  25. ^ a b c d "Alumni Roster, Viola". musicacademy.org. Archived from the original on 5 June 2012. Retrieved 17 January 2020.
  26. ^ "Alumni Roster, Cello". musicacademy.org. Archived from the original on 18 June 2012. Retrieved 17 January 2020.
  27. ^ "Alumni Roster, Double Bass". musicacademy.org. Archived from the original on 5 June 2012. Retrieved 17 January 2020.
  28. ^ "Alumni Roster, Horn". musicacademy.org. Archived from the original on 18 June 2012. Retrieved 17 January 2020.
  29. ^ "Alumni Roster, Trumpet". musicacademy.org. Archived from the original on 5 June 2012. Retrieved 17 January 2020.
  30. ^ "Alumni Roster, Clarinet". musicacademy.org. Archived from the original on 5 June 2012. Retrieved 17 January 2020.
  31. ^ a b c "Alumni Roster, Piano". musicacademy.org. Archived from the original on 3 June 2012. Retrieved 17 January 2020.
  32. ^ Randel 1996, p. 40.
  33. ^ "Alumni Roster, Vocal Piano". musicacademy.org. Archived from the original on 5 June 2012. Retrieved 17 January 2020.
  34. ^ a b "Alumni Roster, Conducting". musicacademy.org. Archived from the original on 5 June 2012. Retrieved 17 January 2020.
  35. ^ Montgomery, Alice (15 September 2011). Katy Perry – The Unofficial Biography. Penguin. ISBN 9780718158248. Retrieved 17 January 2020. The reality is somewhat different, according to Tim Docherty, [sic] who works at the Academy: 'Katy was never involved in our programme,' he said. 'She was never a fellow, as we call our students.
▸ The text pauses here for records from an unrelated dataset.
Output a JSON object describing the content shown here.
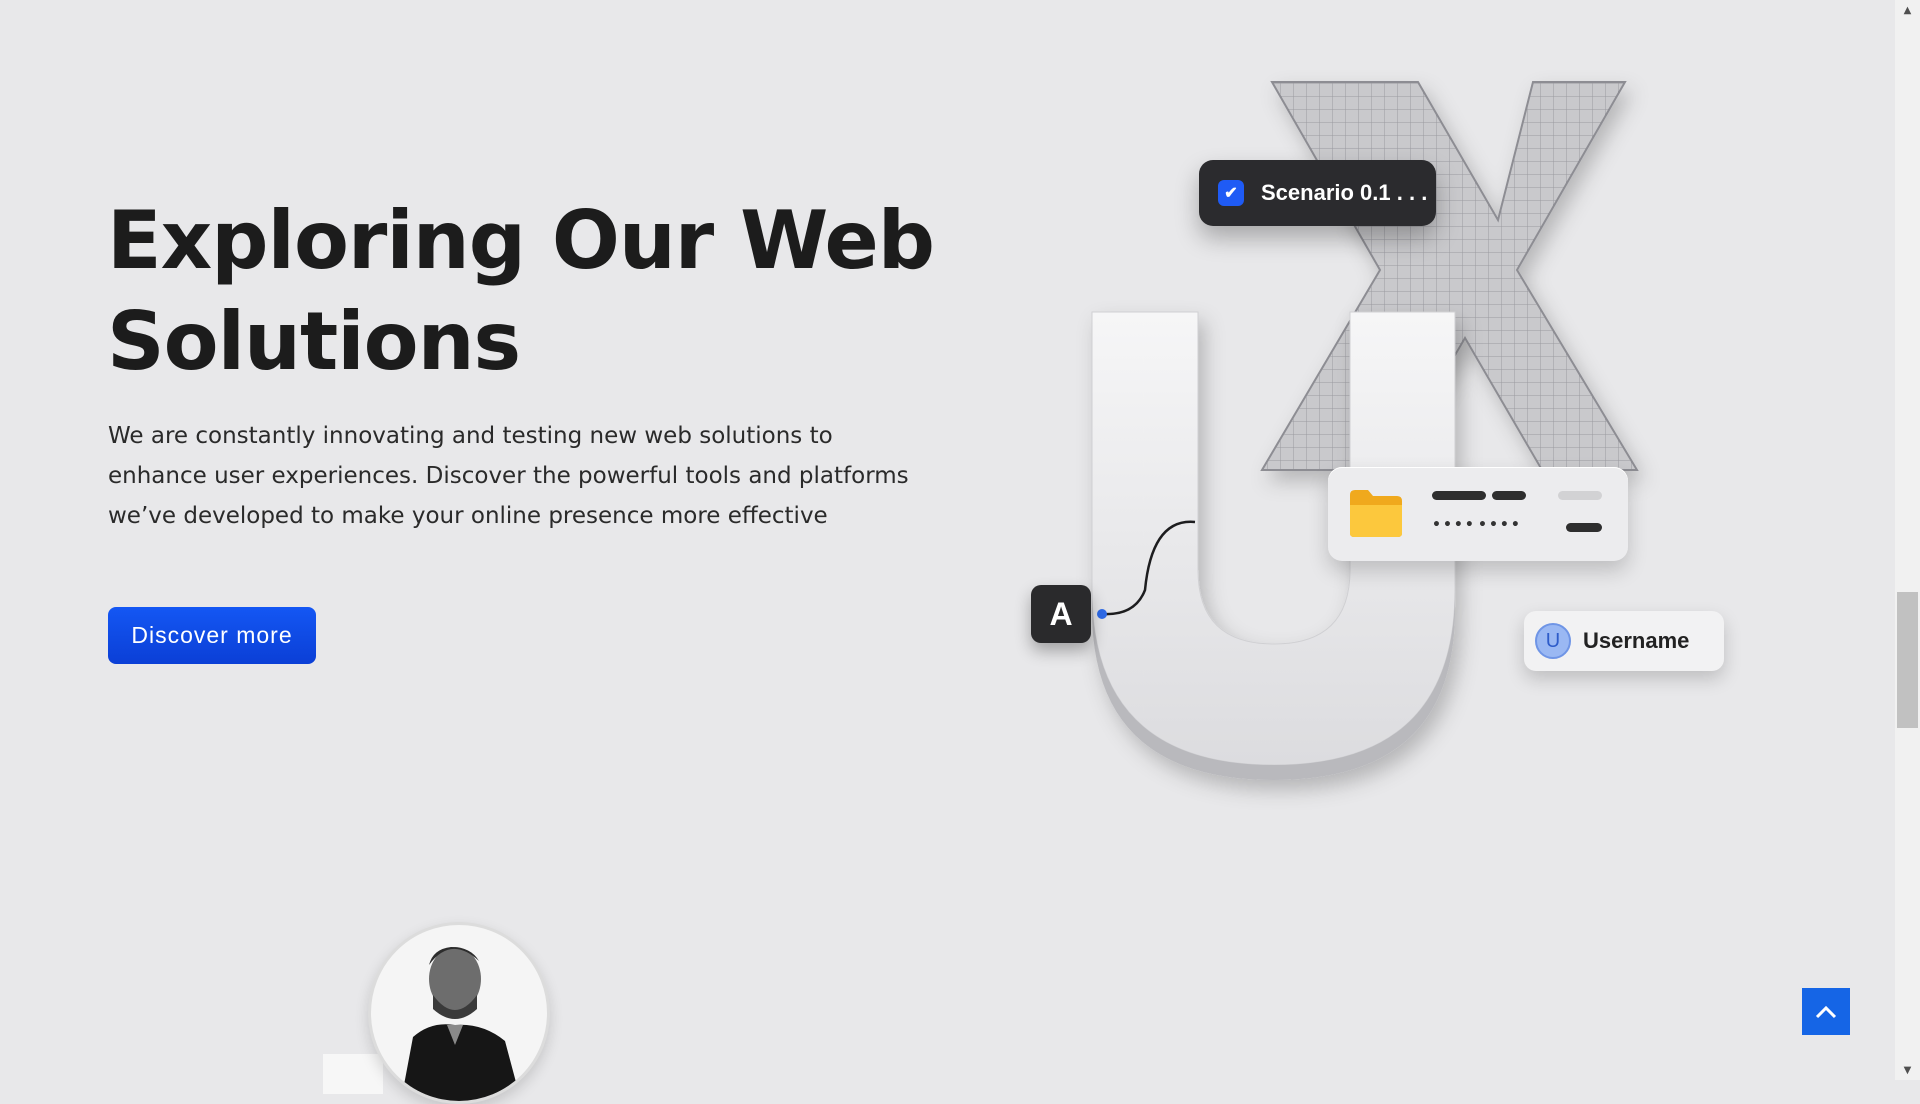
{
  "hero": {
    "title_line1": "Exploring Our Web",
    "title_line2": "Solutions",
    "description": "We are constantly innovating and testing new web solutions to enhance user experiences. Discover the powerful tools and platforms we’ve developed to make your online presence more effective",
    "cta_label": "Discover  more"
  },
  "illustration": {
    "scenario_label": "Scenario 0.1 . . .",
    "user_initial": "U",
    "username_label": "Username",
    "key_letter": "A",
    "folder_dots_1": "••••",
    "folder_dots_2": "••••"
  },
  "icons": {
    "check": "check-icon",
    "folder": "folder-icon",
    "back_to_top": "chevron-up-icon",
    "scroll_up": "triangle-up-icon",
    "scroll_down": "triangle-down-icon"
  },
  "colors": {
    "background": "#e8e8ea",
    "accent": "#0b47e6",
    "back_to_top": "#1565e6"
  }
}
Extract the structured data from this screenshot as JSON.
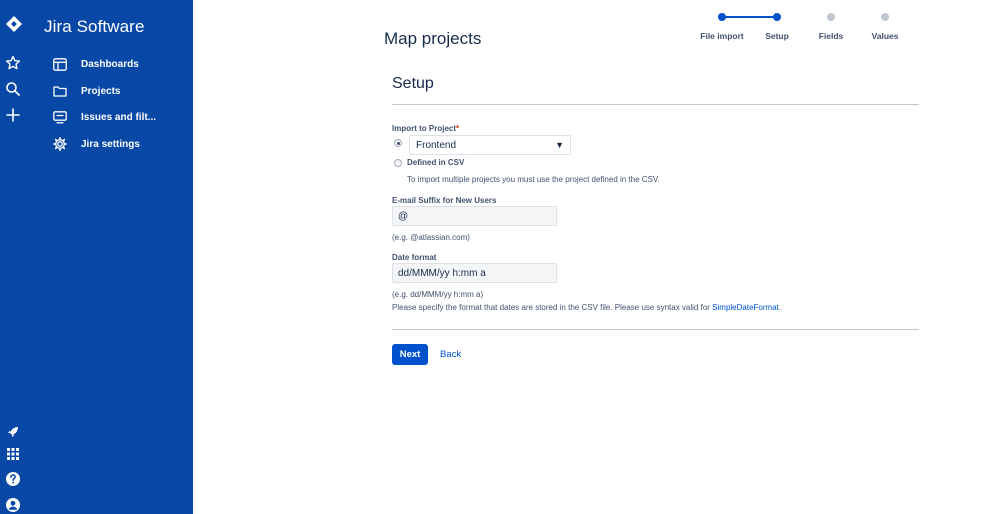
{
  "sidebar": {
    "brand": "Jira Software",
    "nav": [
      {
        "label": "Dashboards"
      },
      {
        "label": "Projects"
      },
      {
        "label": "Issues and filt..."
      },
      {
        "label": "Jira settings"
      }
    ]
  },
  "header": {
    "title": "Map projects"
  },
  "steps": [
    {
      "label": "File import",
      "state": "done"
    },
    {
      "label": "Setup",
      "state": "current"
    },
    {
      "label": "Fields",
      "state": "pending"
    },
    {
      "label": "Values",
      "state": "pending"
    }
  ],
  "form": {
    "section_title": "Setup",
    "import_label": "Import to Project",
    "required_mark": "*",
    "project_select_value": "Frontend",
    "defined_in_csv_label": "Defined in CSV",
    "defined_in_csv_help": "To import multiple projects you must use the project defined in the CSV.",
    "email_label": "E-mail Suffix for New Users",
    "email_value": "@",
    "email_help": "(e.g. @atlassian.com)",
    "date_label": "Date format",
    "date_value": "dd/MMM/yy h:mm a",
    "date_help_example": "(e.g. dd/MMM/yy h:mm a)",
    "date_help_text": "Please specify the format that dates are stored in the CSV file. Please use syntax valid for ",
    "date_help_link": "SimpleDateFormat",
    "date_help_end": "."
  },
  "actions": {
    "next_label": "Next",
    "back_label": "Back"
  },
  "colors": {
    "sidebar_bg": "#0747a6",
    "primary": "#0052cc",
    "step_pending": "#c1c7d0"
  }
}
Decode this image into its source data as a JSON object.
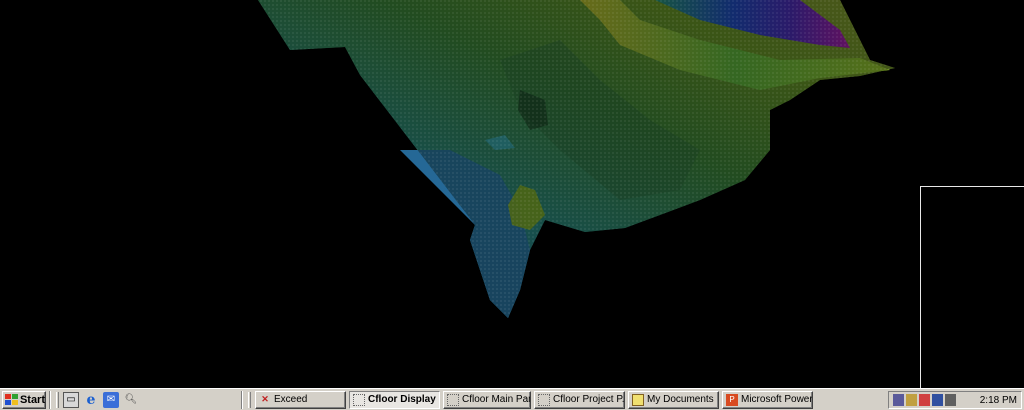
{
  "viewport": {
    "content": "3D point-cloud terrain surface",
    "palette": [
      "#2c7fa8",
      "#2a9a8a",
      "#4aa040",
      "#8ab828",
      "#c8c830",
      "#2030c0",
      "#9020b0"
    ]
  },
  "taskbar": {
    "start_label": "Start",
    "quick_launch": [
      {
        "name": "show-desktop-icon"
      },
      {
        "name": "internet-explorer-icon"
      },
      {
        "name": "outlook-icon"
      },
      {
        "name": "search-icon"
      }
    ],
    "tasks": [
      {
        "label": "Exceed",
        "icon": "x",
        "active": false
      },
      {
        "label": "Cfloor Display ...",
        "icon": "dots",
        "active": true
      },
      {
        "label": "Cfloor Main Panel",
        "icon": "dots",
        "active": false
      },
      {
        "label": "Cfloor Project P...",
        "icon": "dots",
        "active": false
      },
      {
        "label": "My Documents",
        "icon": "docs",
        "active": false
      },
      {
        "label": "Microsoft Power...",
        "icon": "ppt",
        "active": false
      }
    ],
    "clock": "2:18 PM"
  }
}
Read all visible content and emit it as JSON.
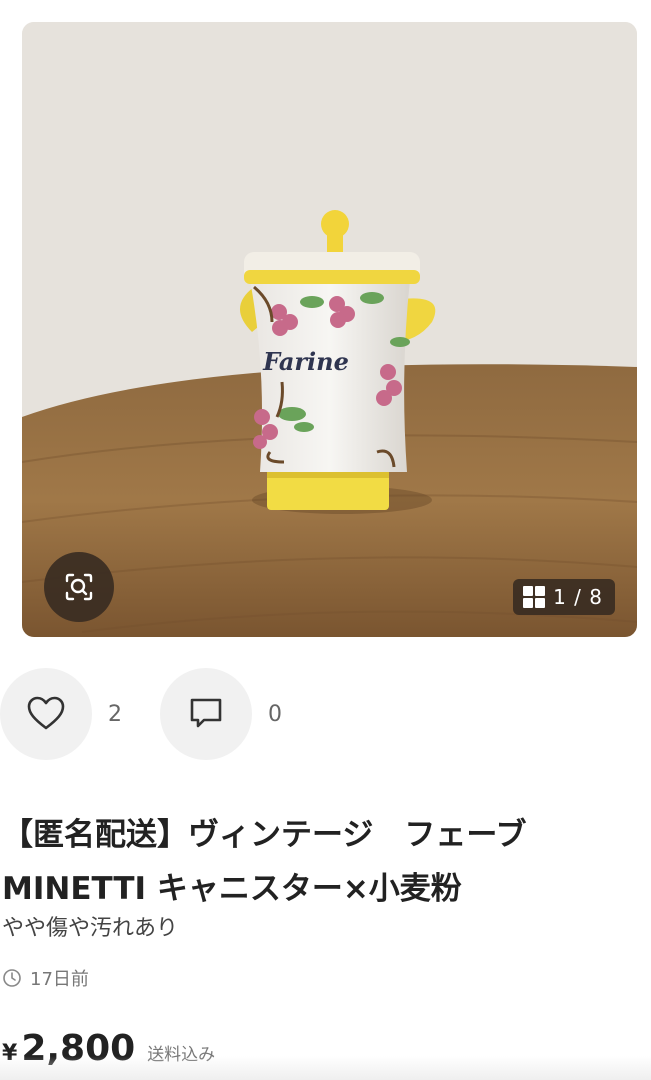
{
  "gallery": {
    "counter_text": "1 / 8",
    "jar_label": "Farine"
  },
  "actions": {
    "like_count": "2",
    "comment_count": "0"
  },
  "item": {
    "title_line1": "【匿名配送】ヴィンテージ　フェーブ",
    "title_line2": "MINETTI キャニスター×小麦粉",
    "condition": "やや傷や汚れあり",
    "posted": "17日前"
  },
  "price": {
    "currency": "¥",
    "amount": "2,800",
    "shipping_note": "送料込み"
  },
  "colors": {
    "overlay_bg": "#3a2c22",
    "circle_bg": "#f1f1f1",
    "text_primary": "#222222",
    "text_secondary": "#777777"
  },
  "icons": {
    "zoom": "scan-search-icon",
    "grid": "grid-icon",
    "like": "heart-icon",
    "comment": "comment-icon",
    "clock": "clock-icon"
  }
}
We are one of the most prestigious music schools on the West Coast, inviting vocalists from all over the world. What actually happened was that she might have taken a music lesson from rooms we rent out. There's no suggestion that Katy herself was responsible for the story, but it certainly didn't hurt her musical credentials to be associated with the school'
  36. ^ Panda, Priya (17 January 2020). "Katy Perry Wants to Draw on Your Face". toonage.ca. Archived from the original on 16 March 2009. Retrieved 17 January 2020.

External linksEdit